Ransomware Disrupts Scottish Environment Protection Agency -- The Scottish Environmental Protection Agency (SEPA) is dealing with an ongoing ransomware attack from the Conti gang. They’re still currently responding to the threat, and it looks like some of SEPA’s data has already been leaked online. The attack was originally disclosed on December 24, 2020; thus far, the attackers have exfiltrated 1.2 GB of SEPA data. SEPA has been sending out updates via their Twitter account.
FreakOut botnet target 3 recent flaws to compromise Linux devices -- Security researchers at Check Point recently uncovered attacks targeting multiple unpatched flaws in applications running on top of several Linux systems. The attacks target the TerraMaster TOS, Zend Framework, and Liferay Portal, with the goal of using the infected systems as attack platforms.
Intel unveils ransomware-fighting CPUs -- At this year’s CES, Intel unveiled new anti-ransomware functionality for its 11th generation Core vPro processors. According to SC Magazine, the two new anti-ransomware capabilities are “access to processor-level data to determine ransomware attacks in progress, and the use of GPUs for machine learning to bolster defenses.” The logic here from Intel is that it’s nearly impossible to hide the processor-level activity required to bulk-encrypt documents, so they’re making that data more accessible to security products to detect ransomware attacks in-flight.
FIN11 e-crime group shifted to clop ransomware and big game hunting -- The FIN11 threat group, who increasingly used the CL0P ransomware in their attacks in 2020, appear to rely on low effort / high volume techniques like mass phishing emails according to a new report from Deutsche Telekom.

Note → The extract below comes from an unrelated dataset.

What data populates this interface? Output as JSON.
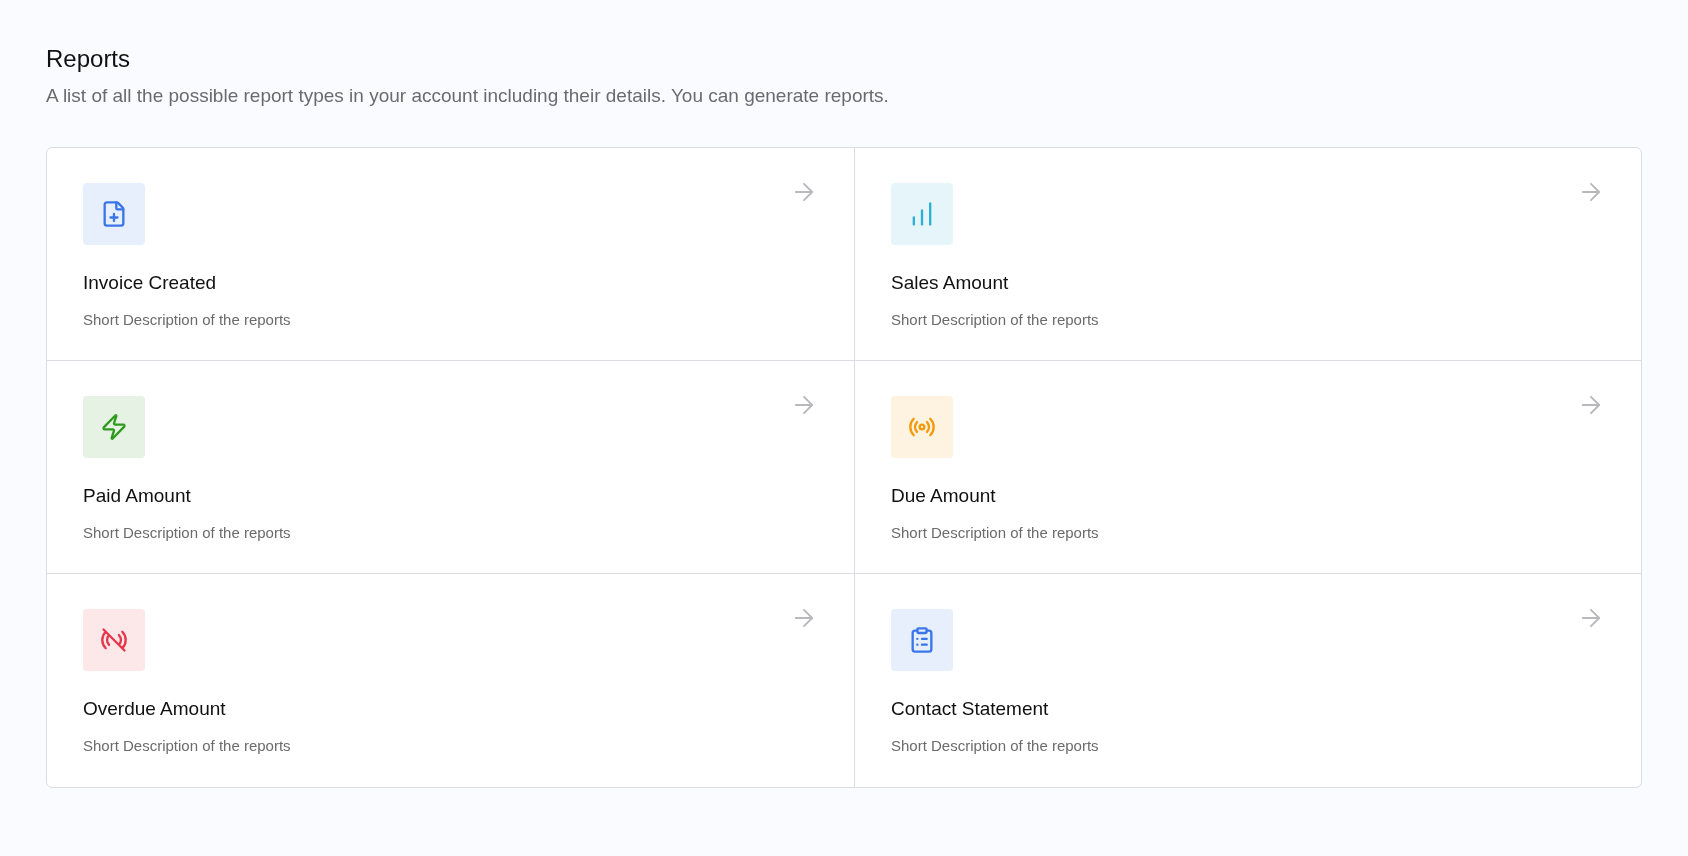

Ransomware attacks now to blame for half of healthcare data breaches -- According to new research, ransomware attacks comprised half of all hospital data breaches in 2020. Most of those could also be resolved by deploying patches in a timely manner. One of the main avenues for compromise is via a pair of VPN vulnerabilities found in the Citrix ADC controller, both of which had patches available at the beginning of 2020 but many organizations still haven’t deployed the new patches.
Microsoft fixes Defender zero-day in January 2021 Patch Tuesday -- For the first Patch Tuesday of 2021, Microsoft fixed 83 security bugs across its products. The biggest patch by far is CVE-2021-1647, a zero-day vulnerability in Microsoft Defender AV that was exploited in the wild before the patch was released. It’s a remote code execution bug that allows threat actors to execute code on vulnerable machines where Defender AV is installed. Microsoft noted that the technique is not functional in all situations, and is still at the proof of concept level. Despite this, they updated the Microsoft Malware Protection Engine with a fix that will be pushed automatically without the need for user interaction.
Microsoft Implements Windows Zerologon Flaw ‘Enforcement Mode’ -- Microsoft is taking matters into its own hands with regards to the Windows Zerologon flaw. From February 9, they’re going to enable Active Directory domain controller “Enforcement Mode” by default to mitigate the threat. By auto-enabling enforcement mode, Microsoft will block vulnerable connections from non-compliant devices to help better secure companies against the Zerologon flaw.
CISA issues recommendations to strengthen cloud security -- The Cybersecurity and Infrastructure Security Agency has issued new guidance for how to strengthen the security of cloud services. As more people work from home, the security of these services becomes critical for business continuity. Among the recommendations are establishing a baseline for normal network activity, reviewing user-created email forwarding rules, enforcing multi-factor authentication, and creating blame-free employee reporting for suspicious activity.